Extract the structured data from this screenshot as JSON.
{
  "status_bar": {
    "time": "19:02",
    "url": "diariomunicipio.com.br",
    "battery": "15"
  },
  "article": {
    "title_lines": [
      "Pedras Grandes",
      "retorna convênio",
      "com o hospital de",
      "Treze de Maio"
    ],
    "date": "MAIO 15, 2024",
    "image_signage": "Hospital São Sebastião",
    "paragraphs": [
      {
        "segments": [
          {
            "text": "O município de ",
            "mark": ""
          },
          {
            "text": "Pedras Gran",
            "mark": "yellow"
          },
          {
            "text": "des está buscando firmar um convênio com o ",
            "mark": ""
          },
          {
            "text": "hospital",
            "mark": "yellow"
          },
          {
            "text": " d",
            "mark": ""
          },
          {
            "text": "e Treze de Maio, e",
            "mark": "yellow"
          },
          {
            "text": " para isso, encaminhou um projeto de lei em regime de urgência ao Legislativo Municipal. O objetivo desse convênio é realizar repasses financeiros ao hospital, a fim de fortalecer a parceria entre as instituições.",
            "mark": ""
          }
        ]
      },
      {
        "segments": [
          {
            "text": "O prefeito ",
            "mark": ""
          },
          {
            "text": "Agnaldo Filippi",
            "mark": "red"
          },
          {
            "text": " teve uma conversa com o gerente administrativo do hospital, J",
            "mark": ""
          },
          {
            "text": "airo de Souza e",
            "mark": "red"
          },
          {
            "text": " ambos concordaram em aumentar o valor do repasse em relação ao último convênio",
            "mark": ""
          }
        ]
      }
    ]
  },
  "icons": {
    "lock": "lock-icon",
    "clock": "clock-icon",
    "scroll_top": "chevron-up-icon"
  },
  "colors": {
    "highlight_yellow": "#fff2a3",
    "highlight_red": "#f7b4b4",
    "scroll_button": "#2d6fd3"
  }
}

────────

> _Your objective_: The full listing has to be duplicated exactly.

> _Solution to the problem_:
Extract the structured data from this screenshot as JSON.
{
  "status_bar": {
    "time": "19:02",
    "url": "diariomunicipio.com.br",
    "battery": "15"
  },
  "article": {
    "title_lines": [
      "Pedras Grandes",
      "retorna convênio",
      "com o hospital de",
      "Treze de Maio"
    ],
    "date": "MAIO 15, 2024",
    "image_signage": "Hospital São Sebastião",
    "paragraphs": [
      {
        "segments": [
          {
            "text": "O município de ",
            "mark": ""
          },
          {
            "text": "Pedras Gran",
            "mark": "yellow"
          },
          {
            "text": "des está buscando firmar um convênio com o ",
            "mark": ""
          },
          {
            "text": "hospital",
            "mark": "yellow"
          },
          {
            "text": " d",
            "mark": ""
          },
          {
            "text": "e Treze de Maio, e",
            "mark": "yellow"
          },
          {
            "text": " para isso, encaminhou um projeto de lei em regime de urgência ao Legislativo Municipal. O objetivo desse convênio é realizar repasses financeiros ao hospital, a fim de fortalecer a parceria entre as instituições.",
            "mark": ""
          }
        ]
      },
      {
        "segments": [
          {
            "text": "O prefeito ",
            "mark": ""
          },
          {
            "text": "Agnaldo Filippi",
            "mark": "red"
          },
          {
            "text": " teve uma conversa com o gerente administrativo do hospital, J",
            "mark": ""
          },
          {
            "text": "airo de Souza e",
            "mark": "red"
          },
          {
            "text": " ambos concordaram em aumentar o valor do repasse em relação ao último convênio",
            "mark": ""
          }
        ]
      }
    ]
  },
  "icons": {
    "lock": "lock-icon",
    "clock": "clock-icon",
    "scroll_top": "chevron-up-icon"
  },
  "colors": {
    "highlight_yellow": "#fff2a3",
    "highlight_red": "#f7b4b4",
    "scroll_button": "#2d6fd3"
  }
}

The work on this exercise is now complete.